The task
From the entries below, count the lines holding the word "JSON" and give nothing but the number.

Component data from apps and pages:
"""

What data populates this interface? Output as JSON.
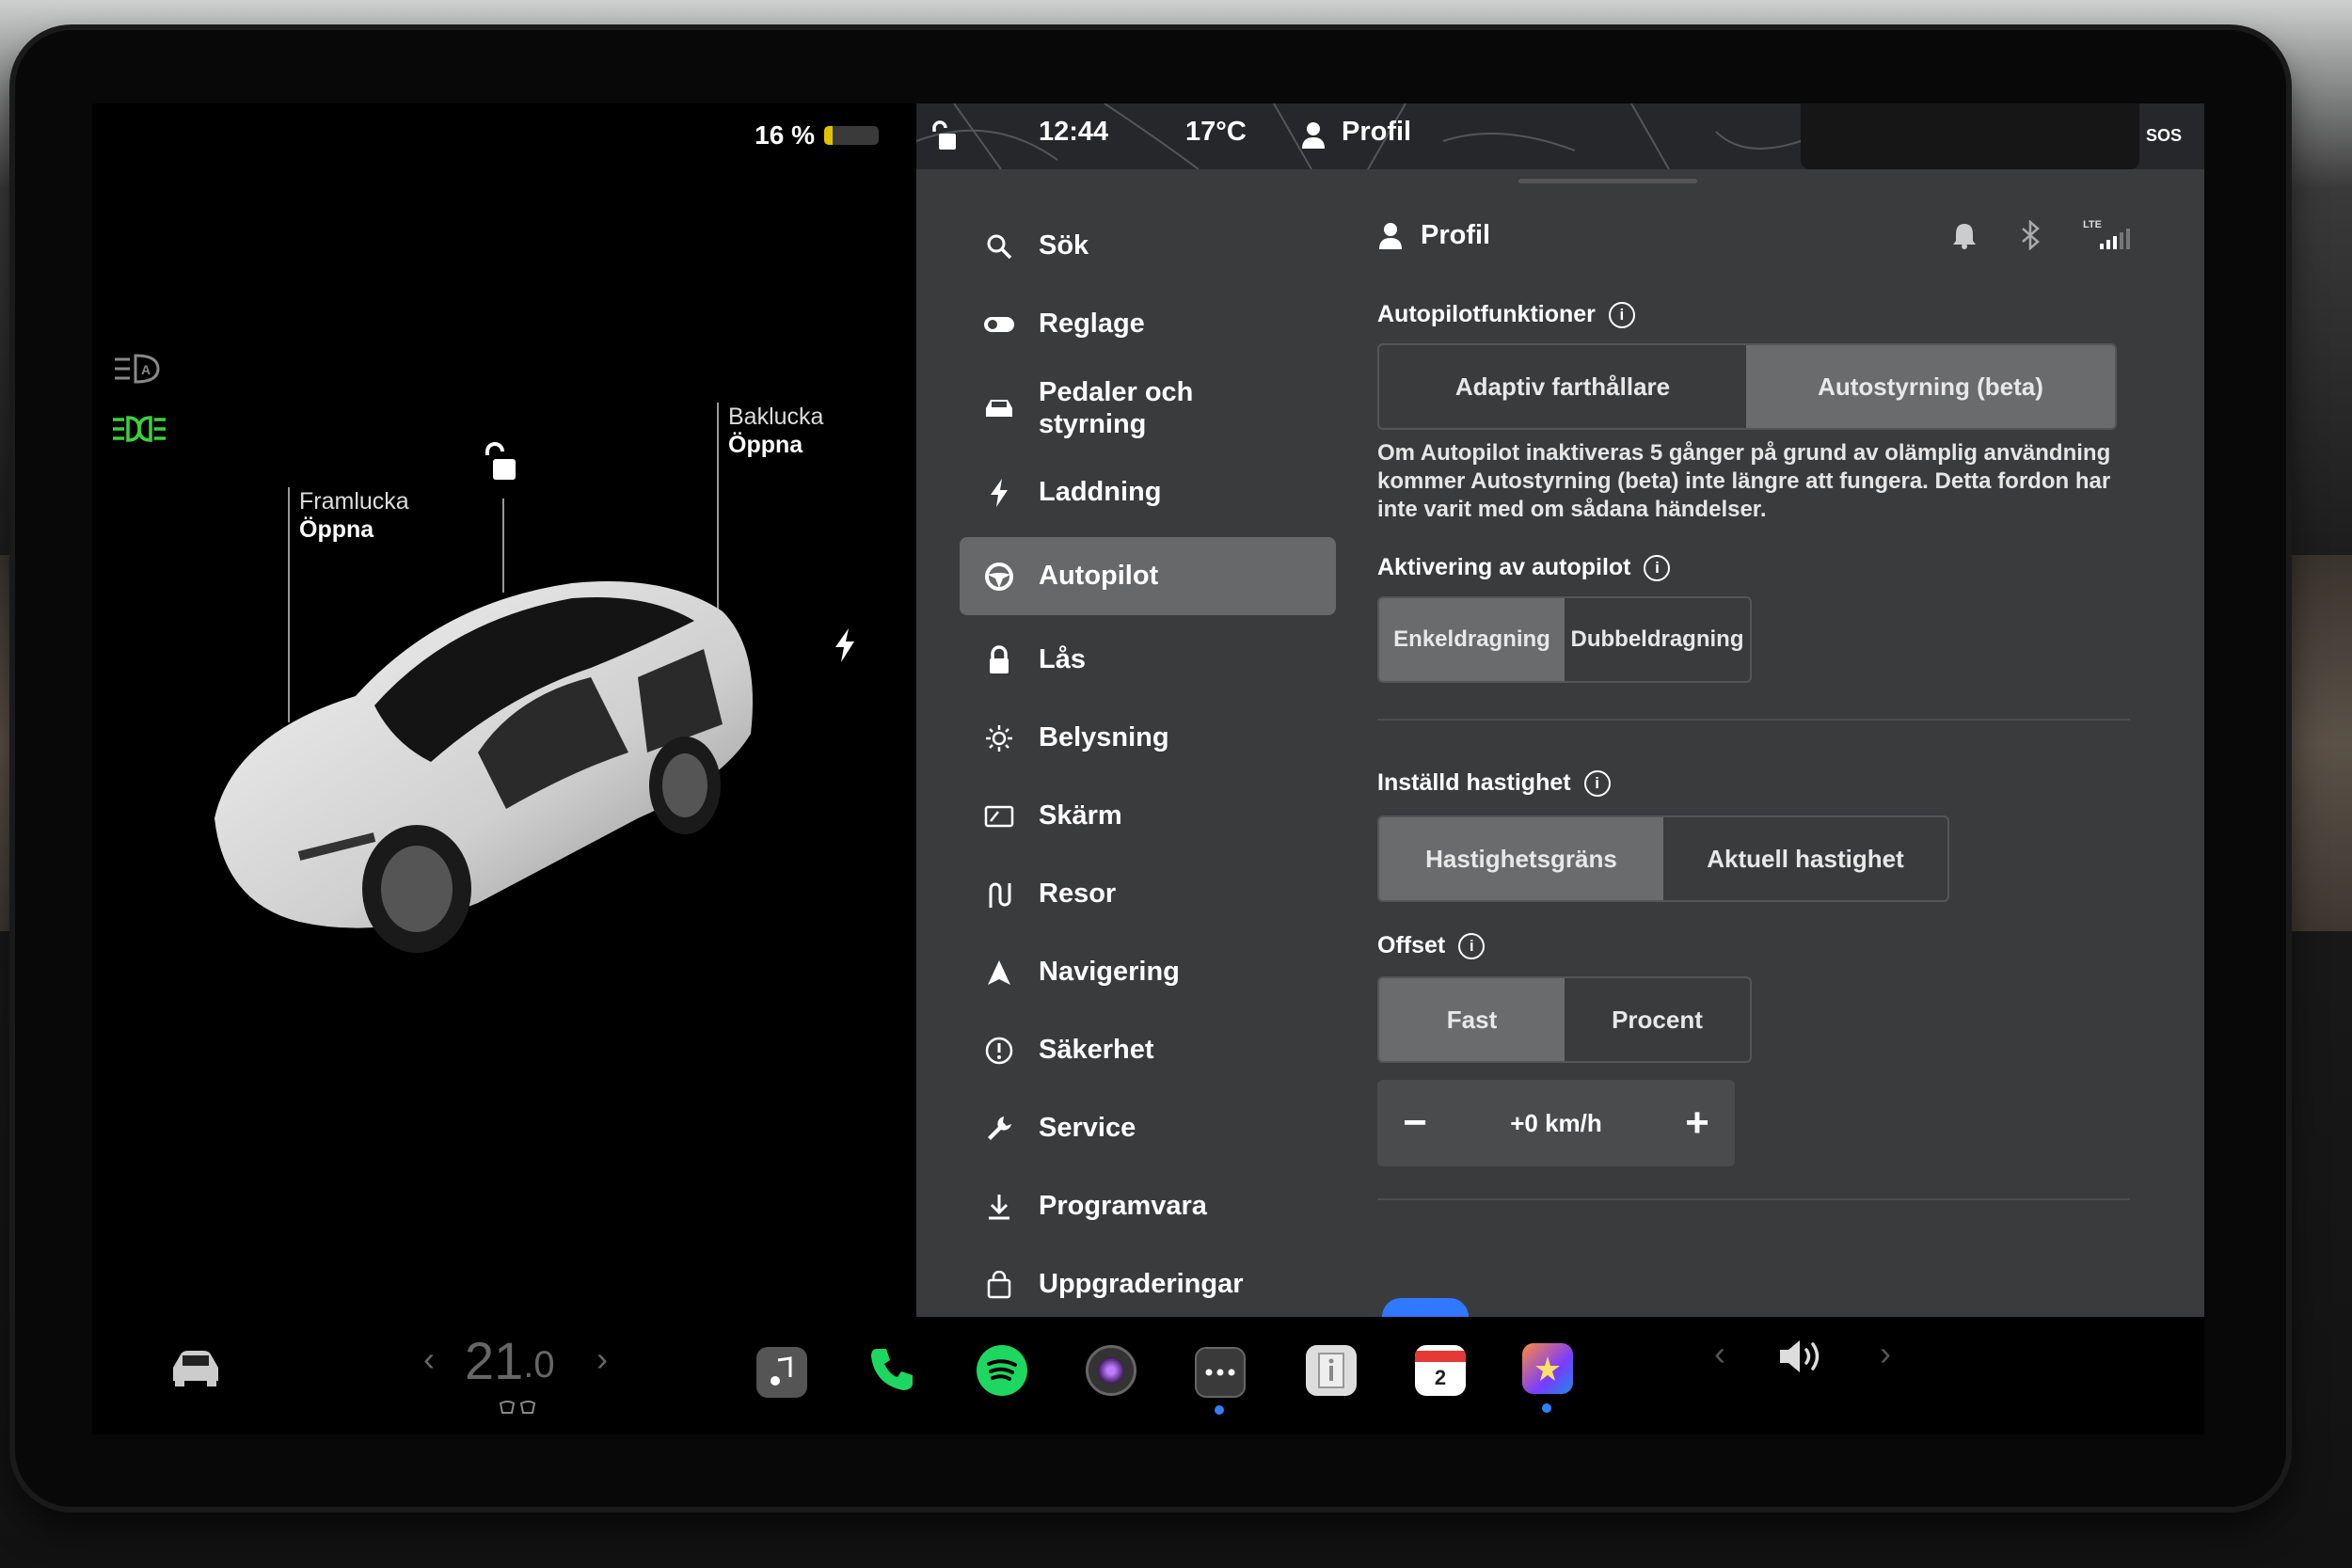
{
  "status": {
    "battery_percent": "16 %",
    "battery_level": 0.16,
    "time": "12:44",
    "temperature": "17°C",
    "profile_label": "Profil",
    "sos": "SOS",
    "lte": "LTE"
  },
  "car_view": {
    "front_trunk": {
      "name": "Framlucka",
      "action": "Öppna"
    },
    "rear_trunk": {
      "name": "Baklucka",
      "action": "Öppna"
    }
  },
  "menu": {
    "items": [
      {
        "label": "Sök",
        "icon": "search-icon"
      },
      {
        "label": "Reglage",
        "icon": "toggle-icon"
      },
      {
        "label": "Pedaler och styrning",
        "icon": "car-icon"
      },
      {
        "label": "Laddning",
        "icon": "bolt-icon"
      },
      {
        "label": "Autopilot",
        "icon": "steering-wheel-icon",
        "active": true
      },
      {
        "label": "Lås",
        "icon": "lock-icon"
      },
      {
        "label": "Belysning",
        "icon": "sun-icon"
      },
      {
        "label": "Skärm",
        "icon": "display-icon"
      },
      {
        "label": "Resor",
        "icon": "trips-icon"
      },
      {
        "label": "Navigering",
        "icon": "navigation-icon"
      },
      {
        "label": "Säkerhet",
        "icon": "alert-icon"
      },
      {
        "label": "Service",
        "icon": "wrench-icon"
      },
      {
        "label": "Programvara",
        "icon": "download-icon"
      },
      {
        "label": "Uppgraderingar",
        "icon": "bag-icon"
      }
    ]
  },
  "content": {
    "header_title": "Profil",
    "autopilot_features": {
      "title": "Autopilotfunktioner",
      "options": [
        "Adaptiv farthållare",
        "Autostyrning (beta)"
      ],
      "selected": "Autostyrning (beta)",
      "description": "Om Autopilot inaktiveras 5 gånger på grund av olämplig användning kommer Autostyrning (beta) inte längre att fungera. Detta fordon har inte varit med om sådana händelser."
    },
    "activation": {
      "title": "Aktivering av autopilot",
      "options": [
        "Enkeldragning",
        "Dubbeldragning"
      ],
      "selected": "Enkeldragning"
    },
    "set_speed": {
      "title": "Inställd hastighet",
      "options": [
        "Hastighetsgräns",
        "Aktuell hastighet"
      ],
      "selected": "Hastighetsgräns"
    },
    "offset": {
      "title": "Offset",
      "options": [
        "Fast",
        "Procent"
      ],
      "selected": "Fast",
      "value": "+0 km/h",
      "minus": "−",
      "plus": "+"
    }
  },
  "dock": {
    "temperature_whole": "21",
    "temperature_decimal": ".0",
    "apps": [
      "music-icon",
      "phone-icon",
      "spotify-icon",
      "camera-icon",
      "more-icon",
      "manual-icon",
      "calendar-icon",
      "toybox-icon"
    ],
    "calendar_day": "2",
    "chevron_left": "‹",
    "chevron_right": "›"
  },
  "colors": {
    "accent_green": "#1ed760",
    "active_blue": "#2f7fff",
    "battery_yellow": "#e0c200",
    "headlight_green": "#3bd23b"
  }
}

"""
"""

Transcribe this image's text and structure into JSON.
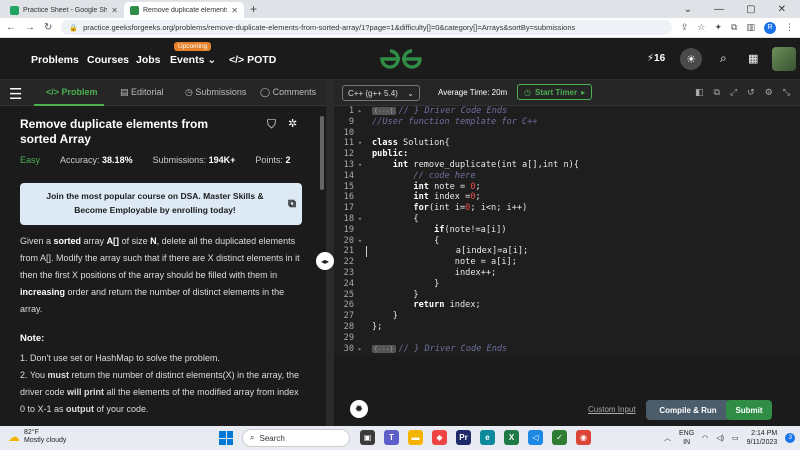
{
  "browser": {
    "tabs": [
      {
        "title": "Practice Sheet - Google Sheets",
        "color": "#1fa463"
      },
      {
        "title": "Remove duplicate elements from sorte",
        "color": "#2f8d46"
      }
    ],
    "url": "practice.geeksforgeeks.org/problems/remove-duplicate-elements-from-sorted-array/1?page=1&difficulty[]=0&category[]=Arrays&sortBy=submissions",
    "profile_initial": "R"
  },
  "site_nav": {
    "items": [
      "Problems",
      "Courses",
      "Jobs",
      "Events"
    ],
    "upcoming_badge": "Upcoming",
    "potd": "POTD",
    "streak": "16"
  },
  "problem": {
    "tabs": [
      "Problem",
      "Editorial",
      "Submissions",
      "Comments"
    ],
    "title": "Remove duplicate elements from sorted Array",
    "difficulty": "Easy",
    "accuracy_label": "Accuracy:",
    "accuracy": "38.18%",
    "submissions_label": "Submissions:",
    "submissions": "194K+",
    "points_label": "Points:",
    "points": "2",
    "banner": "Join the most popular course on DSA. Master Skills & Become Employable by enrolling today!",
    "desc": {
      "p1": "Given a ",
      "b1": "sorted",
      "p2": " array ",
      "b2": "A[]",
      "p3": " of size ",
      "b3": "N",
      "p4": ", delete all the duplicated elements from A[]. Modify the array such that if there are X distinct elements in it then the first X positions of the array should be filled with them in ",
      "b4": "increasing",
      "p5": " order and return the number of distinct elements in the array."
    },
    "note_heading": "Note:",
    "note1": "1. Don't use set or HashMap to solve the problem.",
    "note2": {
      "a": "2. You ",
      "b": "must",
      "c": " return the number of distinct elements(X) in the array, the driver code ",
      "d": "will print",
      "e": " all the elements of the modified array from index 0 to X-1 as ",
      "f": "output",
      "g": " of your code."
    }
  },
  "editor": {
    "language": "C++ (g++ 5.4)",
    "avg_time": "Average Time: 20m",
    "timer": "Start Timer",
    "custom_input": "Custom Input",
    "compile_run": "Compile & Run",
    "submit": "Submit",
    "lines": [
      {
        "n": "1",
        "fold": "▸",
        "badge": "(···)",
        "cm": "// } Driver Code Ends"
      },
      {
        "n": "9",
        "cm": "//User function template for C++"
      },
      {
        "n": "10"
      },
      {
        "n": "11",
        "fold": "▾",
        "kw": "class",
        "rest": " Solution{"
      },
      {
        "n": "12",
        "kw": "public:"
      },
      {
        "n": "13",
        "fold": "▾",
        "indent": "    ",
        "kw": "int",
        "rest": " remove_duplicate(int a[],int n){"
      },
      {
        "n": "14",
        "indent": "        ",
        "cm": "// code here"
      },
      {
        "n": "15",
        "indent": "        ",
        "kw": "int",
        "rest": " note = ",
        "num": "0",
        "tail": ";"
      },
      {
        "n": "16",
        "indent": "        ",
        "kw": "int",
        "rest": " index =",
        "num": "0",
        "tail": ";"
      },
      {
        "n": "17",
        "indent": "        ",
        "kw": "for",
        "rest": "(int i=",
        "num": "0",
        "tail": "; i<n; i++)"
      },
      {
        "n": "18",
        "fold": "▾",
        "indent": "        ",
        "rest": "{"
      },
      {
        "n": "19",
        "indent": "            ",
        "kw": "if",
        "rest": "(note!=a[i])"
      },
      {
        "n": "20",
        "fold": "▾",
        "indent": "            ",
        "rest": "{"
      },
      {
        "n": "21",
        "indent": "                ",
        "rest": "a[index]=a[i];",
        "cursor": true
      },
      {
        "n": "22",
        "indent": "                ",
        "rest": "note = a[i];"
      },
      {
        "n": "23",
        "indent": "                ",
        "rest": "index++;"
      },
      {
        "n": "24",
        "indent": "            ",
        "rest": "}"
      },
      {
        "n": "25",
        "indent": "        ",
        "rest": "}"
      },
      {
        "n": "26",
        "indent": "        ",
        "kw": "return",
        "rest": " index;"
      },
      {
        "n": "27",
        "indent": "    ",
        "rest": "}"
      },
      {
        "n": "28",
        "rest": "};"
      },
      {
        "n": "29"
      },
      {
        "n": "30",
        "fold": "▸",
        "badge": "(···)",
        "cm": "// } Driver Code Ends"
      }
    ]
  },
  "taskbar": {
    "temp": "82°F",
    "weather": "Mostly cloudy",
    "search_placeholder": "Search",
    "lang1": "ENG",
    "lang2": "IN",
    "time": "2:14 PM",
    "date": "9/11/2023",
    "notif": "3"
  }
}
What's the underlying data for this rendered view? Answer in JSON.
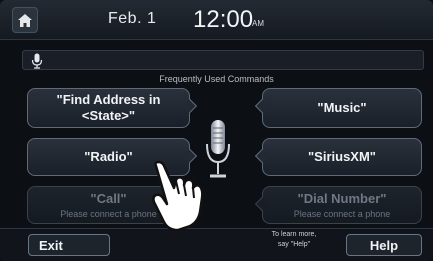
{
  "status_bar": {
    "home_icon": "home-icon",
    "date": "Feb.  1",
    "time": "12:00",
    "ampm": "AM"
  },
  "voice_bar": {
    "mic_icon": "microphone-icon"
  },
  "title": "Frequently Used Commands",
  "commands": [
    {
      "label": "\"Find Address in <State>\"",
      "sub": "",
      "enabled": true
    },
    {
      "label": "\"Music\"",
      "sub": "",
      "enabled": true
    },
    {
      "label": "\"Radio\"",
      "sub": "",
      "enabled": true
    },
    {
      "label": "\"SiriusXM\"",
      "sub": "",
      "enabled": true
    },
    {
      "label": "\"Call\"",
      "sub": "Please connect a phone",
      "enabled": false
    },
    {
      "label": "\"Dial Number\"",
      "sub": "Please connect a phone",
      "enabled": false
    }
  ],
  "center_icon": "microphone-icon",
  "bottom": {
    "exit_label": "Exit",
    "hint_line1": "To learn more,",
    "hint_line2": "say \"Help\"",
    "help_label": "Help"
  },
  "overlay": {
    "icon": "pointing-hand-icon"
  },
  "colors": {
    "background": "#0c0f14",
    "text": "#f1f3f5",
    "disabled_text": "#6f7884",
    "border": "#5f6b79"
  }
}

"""
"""

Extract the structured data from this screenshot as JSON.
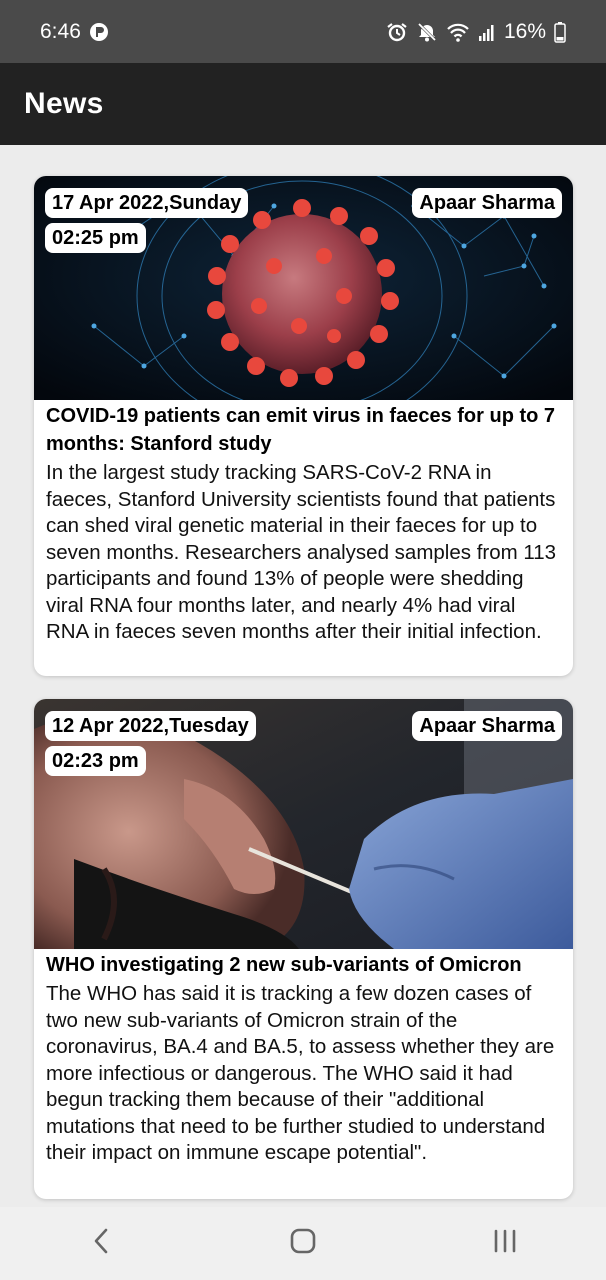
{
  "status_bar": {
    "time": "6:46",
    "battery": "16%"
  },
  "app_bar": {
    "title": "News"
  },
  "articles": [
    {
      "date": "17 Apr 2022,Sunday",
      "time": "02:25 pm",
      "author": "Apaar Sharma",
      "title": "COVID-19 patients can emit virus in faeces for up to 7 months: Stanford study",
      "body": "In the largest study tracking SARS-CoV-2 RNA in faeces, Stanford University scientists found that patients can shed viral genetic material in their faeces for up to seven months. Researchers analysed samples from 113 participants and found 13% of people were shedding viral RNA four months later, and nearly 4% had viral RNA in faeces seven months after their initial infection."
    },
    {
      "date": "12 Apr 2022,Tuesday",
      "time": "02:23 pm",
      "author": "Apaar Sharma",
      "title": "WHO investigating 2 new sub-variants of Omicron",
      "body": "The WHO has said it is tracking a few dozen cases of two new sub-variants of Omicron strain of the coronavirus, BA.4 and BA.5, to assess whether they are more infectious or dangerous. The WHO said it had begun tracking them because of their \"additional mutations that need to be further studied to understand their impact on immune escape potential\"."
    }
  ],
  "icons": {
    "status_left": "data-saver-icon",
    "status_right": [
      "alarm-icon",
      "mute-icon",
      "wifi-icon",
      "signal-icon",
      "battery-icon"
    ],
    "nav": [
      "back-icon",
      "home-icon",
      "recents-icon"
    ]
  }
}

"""

Expected answer
4